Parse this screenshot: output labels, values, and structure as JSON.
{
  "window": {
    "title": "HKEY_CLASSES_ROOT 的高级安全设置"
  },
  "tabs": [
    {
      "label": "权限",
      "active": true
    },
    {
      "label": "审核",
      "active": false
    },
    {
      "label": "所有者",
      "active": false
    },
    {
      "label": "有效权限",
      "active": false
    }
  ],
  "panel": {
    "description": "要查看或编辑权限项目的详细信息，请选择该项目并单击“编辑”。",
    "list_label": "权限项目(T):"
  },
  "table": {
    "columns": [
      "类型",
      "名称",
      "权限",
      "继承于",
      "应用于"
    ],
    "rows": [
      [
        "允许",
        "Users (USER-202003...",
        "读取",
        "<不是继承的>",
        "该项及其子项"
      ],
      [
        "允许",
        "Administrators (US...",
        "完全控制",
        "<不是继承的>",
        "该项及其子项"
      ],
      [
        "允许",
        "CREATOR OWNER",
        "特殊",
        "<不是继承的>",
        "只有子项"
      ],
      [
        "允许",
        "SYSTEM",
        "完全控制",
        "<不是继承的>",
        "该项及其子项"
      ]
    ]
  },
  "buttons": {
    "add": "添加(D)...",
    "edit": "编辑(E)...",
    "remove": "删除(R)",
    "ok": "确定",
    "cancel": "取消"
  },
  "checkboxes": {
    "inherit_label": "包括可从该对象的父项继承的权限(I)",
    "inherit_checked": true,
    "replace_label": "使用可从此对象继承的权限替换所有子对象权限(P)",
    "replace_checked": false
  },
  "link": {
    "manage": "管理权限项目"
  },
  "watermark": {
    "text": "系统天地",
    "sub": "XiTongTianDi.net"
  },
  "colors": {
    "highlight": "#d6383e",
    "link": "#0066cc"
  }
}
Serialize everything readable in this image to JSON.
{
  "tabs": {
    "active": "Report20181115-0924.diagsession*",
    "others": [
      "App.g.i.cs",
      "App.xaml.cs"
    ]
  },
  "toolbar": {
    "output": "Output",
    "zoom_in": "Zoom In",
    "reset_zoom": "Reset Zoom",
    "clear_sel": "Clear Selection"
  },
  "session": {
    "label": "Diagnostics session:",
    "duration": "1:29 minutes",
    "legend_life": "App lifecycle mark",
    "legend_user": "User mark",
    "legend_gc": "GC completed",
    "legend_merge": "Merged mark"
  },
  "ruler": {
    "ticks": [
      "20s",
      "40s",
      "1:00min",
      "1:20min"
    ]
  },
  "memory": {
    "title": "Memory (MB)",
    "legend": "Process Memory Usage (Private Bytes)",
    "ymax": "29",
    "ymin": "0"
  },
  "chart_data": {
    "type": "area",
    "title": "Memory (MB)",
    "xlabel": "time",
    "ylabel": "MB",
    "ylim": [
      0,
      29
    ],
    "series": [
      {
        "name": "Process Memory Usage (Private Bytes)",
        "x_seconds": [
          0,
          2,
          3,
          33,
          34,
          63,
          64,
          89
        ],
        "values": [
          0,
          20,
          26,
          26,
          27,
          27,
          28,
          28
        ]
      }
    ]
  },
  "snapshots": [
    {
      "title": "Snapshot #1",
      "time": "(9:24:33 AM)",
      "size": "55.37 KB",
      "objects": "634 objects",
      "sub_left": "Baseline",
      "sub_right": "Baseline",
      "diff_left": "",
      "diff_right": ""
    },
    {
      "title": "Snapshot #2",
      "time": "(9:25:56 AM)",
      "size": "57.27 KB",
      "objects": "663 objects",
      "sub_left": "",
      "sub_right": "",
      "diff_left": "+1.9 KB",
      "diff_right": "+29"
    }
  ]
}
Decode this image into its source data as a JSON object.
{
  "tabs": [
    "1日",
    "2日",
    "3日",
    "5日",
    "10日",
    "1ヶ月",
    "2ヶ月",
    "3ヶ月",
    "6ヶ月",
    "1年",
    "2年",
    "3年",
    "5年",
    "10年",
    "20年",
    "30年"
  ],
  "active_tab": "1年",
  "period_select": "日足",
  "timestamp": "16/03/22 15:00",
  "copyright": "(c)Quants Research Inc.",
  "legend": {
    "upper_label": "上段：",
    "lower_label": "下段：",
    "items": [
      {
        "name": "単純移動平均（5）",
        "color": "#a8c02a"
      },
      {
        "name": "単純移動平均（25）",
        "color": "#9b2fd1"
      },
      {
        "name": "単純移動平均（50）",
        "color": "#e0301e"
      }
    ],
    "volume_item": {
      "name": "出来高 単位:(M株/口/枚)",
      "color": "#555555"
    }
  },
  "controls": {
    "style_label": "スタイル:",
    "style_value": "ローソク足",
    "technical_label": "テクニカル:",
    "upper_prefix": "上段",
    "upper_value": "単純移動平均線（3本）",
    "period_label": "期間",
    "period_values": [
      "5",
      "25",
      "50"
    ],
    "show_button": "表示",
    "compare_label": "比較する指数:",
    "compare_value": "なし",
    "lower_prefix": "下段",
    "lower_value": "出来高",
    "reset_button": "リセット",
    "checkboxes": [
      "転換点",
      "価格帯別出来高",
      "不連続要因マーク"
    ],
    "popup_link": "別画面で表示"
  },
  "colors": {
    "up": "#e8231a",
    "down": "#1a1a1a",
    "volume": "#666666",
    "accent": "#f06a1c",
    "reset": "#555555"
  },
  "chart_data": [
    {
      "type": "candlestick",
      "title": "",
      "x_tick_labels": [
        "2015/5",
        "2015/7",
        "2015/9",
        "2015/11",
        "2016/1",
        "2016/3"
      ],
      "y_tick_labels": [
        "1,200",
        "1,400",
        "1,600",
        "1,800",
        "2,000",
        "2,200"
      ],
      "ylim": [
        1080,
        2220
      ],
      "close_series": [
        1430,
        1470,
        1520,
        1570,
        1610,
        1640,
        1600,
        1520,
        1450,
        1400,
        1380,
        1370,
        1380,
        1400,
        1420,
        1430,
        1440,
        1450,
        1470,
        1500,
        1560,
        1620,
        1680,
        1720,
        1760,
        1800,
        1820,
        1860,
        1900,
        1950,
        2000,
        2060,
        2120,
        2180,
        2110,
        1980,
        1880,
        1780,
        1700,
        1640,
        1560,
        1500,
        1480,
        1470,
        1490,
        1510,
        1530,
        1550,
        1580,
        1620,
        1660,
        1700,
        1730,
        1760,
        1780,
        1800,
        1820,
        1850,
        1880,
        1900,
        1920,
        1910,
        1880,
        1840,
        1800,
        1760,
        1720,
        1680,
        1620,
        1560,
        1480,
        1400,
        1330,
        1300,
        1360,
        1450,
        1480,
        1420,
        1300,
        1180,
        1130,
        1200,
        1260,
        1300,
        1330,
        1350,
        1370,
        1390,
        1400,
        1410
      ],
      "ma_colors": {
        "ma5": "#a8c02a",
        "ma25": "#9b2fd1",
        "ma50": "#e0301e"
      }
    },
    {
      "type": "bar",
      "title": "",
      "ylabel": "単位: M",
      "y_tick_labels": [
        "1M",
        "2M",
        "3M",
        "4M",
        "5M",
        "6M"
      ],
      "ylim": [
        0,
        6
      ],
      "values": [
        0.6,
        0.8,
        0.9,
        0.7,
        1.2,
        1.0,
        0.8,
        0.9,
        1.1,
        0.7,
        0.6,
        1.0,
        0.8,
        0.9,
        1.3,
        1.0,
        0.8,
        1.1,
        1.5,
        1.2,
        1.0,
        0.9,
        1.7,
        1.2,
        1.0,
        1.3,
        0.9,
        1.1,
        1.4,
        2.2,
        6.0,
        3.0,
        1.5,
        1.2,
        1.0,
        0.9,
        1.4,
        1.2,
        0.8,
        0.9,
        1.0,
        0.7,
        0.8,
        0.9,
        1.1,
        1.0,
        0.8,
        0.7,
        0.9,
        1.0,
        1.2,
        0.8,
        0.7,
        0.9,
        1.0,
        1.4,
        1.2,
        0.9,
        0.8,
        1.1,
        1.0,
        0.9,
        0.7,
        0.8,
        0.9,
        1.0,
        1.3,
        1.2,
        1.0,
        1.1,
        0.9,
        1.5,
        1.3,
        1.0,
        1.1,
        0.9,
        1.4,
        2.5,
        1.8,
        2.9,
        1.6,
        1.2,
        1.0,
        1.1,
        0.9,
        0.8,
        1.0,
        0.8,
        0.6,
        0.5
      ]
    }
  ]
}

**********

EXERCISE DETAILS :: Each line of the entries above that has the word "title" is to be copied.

ANSWER SECTION ::
    "title": "HKEY_CLASSES_ROOT 的高级安全设置"
    "title": "Memory (MB)",
    "title": "Memory (MB)",
      "title": "Snapshot #1",
      "title": "Snapshot #2",
      "title": "",
      "title": "",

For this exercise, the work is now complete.